FORT MYERS, FL - Students of the U.A. Whitaker School of Engineering at Florida Gulf Coast University recently completed a catapult project as part of the freshman curriculum. The project was designed to teach students basic engineering design principles in a fun and creative way.
The catapult project was also created to help students understand what is involved in an engineering project from the conceptual stage to design, implementation and construction.
The students worked in groups designing the catapult and testing the catapult's ability to meet the guidelines the professors gave them.
The catapults are generally made of wood, steel and plastic materials, but the students could use any material they found appropriate.

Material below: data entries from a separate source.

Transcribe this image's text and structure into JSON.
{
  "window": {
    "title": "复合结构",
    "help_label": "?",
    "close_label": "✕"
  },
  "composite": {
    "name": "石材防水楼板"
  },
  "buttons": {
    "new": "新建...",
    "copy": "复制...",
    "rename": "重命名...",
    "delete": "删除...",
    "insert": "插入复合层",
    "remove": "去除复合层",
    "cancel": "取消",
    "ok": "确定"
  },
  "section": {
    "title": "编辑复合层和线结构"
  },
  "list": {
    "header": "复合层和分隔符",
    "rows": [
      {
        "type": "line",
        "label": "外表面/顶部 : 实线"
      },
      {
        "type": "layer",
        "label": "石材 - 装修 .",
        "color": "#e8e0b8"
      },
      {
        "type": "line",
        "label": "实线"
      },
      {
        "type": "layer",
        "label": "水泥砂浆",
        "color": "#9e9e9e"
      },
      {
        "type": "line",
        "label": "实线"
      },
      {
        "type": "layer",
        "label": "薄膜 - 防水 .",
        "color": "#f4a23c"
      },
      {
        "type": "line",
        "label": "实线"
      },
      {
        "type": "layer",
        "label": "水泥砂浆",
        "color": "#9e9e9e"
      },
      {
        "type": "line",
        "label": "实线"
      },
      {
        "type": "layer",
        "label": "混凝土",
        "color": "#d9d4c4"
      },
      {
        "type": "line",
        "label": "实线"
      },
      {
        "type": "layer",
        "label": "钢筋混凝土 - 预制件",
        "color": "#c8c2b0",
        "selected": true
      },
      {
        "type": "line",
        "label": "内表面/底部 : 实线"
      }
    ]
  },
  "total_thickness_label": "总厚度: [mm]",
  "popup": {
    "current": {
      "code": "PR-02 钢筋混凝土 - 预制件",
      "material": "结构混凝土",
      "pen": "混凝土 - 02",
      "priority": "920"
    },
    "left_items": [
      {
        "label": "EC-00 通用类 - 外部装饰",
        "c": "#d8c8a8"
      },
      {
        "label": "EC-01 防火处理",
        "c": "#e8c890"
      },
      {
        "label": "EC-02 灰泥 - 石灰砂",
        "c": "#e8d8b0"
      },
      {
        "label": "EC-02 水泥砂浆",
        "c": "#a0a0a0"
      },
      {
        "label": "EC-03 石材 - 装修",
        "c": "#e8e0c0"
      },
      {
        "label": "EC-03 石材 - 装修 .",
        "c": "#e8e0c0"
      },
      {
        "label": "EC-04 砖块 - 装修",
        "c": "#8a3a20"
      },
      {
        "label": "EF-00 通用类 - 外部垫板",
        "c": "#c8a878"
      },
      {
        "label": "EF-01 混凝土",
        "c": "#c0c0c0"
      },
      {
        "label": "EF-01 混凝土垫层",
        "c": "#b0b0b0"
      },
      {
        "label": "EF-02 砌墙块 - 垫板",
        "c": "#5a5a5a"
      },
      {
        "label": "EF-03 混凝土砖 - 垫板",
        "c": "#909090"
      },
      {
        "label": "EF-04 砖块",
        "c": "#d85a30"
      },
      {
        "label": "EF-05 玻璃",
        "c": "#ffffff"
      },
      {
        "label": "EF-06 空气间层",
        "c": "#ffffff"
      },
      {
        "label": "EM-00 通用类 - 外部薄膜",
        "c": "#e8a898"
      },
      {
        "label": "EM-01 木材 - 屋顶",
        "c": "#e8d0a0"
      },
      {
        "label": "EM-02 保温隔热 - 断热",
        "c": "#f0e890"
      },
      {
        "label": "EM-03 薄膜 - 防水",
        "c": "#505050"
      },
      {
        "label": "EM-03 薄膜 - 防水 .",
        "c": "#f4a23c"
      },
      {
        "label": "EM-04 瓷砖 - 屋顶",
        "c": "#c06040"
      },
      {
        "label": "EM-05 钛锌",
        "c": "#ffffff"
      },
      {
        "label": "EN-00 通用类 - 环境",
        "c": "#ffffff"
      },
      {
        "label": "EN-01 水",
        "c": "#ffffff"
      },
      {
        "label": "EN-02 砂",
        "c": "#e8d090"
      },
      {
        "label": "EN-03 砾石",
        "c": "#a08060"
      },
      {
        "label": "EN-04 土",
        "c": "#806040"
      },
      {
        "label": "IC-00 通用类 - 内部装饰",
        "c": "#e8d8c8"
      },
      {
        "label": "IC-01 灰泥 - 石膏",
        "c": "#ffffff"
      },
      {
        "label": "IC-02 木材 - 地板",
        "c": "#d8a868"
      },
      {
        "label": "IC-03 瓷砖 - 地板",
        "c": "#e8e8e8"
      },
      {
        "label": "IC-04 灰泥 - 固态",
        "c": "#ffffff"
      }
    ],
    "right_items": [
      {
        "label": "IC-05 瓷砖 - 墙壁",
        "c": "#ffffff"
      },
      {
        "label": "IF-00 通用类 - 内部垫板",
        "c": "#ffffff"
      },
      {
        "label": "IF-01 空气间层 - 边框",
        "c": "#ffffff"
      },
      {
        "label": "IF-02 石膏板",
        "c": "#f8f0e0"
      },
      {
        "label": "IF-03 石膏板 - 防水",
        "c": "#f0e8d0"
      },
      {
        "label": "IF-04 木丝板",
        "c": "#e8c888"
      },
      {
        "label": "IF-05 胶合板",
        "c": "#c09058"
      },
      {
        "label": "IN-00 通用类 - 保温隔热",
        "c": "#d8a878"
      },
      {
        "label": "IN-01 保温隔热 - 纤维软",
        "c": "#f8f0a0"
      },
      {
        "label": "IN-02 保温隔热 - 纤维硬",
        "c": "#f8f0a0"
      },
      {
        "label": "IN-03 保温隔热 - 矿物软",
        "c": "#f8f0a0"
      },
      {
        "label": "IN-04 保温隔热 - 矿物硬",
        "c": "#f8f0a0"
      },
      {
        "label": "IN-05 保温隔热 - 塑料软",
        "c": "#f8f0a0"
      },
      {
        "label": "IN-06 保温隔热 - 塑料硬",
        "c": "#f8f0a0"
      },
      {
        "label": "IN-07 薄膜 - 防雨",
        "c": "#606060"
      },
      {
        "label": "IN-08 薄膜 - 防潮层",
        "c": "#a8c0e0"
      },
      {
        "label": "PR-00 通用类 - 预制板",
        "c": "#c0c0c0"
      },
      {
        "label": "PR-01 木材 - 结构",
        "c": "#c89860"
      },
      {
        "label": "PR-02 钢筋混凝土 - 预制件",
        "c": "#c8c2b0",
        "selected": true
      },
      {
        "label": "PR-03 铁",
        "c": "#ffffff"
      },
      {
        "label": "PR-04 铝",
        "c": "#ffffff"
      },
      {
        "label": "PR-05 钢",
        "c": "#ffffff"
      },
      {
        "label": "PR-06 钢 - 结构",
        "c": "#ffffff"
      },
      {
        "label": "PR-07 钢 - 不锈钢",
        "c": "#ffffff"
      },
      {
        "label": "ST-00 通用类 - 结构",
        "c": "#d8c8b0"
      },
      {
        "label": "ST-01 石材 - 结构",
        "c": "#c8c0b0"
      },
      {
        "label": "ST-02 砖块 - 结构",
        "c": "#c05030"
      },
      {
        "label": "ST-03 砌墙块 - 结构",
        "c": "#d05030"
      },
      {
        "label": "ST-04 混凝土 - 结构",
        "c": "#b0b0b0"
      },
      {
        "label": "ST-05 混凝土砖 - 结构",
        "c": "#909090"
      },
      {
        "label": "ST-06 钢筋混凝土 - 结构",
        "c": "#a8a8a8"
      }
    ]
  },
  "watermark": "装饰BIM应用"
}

Students were free to use their creativity when designing the catapult but had to design it within the following constraints: the catapult must throw a ping-pong ball a distance of 18 feet, and impact within a five-foot diameter circular target area; the physical size of the catapult cannot exceed the size of an average shoe box; it must not cost more than $10 in materials of design and construction; and each team has a maximum of three attempts to hit the target area during demonstration.
"The catapult project is a fun and creative way for students to understand what engineering is all about," says Nosa Egiebor, Ph.D., P.E., professor at the U.A. Whitaker School of Engineering.
"Many freshmen go into the engineering field without knowing the basic fundamentals, so this project teaches students the basic principles they will use throughout the major."
The School of Engineering was launched at Florida Gulf Coast University in July 2004 when The Whitaker Foundation gave $5 million toward construction of a facility to house the academic program. The first engineering courses began in August 2005. This spring, the first set of engineering students complete their freshman year.
The School of Engineering building will be a state-of-the-art structure for studying bioengineering, civil engineering, and environmental engineering. After an incubation period, FGCU plans to develop the School into a full College of Engineering.
In the future, FGCU anticipates offering graduate engineering programs at the master's degree level.
For more information call (239) 590-7390 or visit www.fgcu.edu/cob/eng http://www.fgcu.edu/cob/eng.